**Work order**
Every line containing "What" should be identified and copied from the data below.

:: Excerpted data ::

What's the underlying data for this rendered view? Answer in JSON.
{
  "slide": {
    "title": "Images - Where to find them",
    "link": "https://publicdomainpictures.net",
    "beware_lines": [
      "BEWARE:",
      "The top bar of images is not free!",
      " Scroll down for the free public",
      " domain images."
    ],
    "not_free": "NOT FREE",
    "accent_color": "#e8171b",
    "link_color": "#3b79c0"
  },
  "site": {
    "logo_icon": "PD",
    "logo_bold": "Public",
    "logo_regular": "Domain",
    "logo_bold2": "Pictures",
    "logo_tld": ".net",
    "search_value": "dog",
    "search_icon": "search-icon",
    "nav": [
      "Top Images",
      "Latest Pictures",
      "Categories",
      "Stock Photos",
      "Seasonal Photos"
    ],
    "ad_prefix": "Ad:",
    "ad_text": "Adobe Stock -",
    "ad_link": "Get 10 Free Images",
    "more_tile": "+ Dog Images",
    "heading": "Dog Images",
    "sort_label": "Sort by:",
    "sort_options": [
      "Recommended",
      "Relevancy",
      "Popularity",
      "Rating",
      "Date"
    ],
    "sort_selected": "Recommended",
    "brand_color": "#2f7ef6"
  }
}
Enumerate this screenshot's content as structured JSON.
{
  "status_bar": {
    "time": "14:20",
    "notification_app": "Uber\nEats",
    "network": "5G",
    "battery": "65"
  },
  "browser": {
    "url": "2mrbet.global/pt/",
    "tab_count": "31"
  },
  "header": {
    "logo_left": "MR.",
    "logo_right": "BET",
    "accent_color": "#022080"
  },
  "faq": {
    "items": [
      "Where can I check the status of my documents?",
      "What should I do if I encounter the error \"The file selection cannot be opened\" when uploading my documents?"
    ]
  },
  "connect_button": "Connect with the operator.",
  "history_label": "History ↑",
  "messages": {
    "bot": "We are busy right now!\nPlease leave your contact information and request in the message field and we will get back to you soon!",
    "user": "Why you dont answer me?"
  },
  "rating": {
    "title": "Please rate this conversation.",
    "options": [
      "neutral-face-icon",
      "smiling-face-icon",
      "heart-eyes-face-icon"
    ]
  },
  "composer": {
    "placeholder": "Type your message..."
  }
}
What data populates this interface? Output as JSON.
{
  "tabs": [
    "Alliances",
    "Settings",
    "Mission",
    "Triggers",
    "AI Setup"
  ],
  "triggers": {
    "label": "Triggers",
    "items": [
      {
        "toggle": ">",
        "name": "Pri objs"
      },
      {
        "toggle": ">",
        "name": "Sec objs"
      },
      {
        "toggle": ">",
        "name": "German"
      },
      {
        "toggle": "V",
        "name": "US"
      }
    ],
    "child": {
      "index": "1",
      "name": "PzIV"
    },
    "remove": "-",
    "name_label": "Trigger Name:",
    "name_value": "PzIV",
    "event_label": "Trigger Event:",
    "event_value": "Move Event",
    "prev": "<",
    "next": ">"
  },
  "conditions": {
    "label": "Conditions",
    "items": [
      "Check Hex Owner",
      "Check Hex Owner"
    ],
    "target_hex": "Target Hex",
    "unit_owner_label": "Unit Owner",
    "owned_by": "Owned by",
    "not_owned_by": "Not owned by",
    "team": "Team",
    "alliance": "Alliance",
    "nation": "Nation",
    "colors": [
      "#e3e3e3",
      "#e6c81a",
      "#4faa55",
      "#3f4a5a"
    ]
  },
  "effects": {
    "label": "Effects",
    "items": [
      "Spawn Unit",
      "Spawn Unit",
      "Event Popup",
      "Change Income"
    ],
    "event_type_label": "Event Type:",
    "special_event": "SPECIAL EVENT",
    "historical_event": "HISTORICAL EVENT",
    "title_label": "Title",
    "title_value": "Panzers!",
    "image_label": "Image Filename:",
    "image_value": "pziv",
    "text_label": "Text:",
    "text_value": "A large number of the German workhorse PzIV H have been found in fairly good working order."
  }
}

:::

**Response**
What's the underlying data for this rendered view? Answer in JSON.
      "What should I do if I encounter the error \"The file selection cannot be opened\" when uploading my documents?"
What data populates this interface? Output as JSON.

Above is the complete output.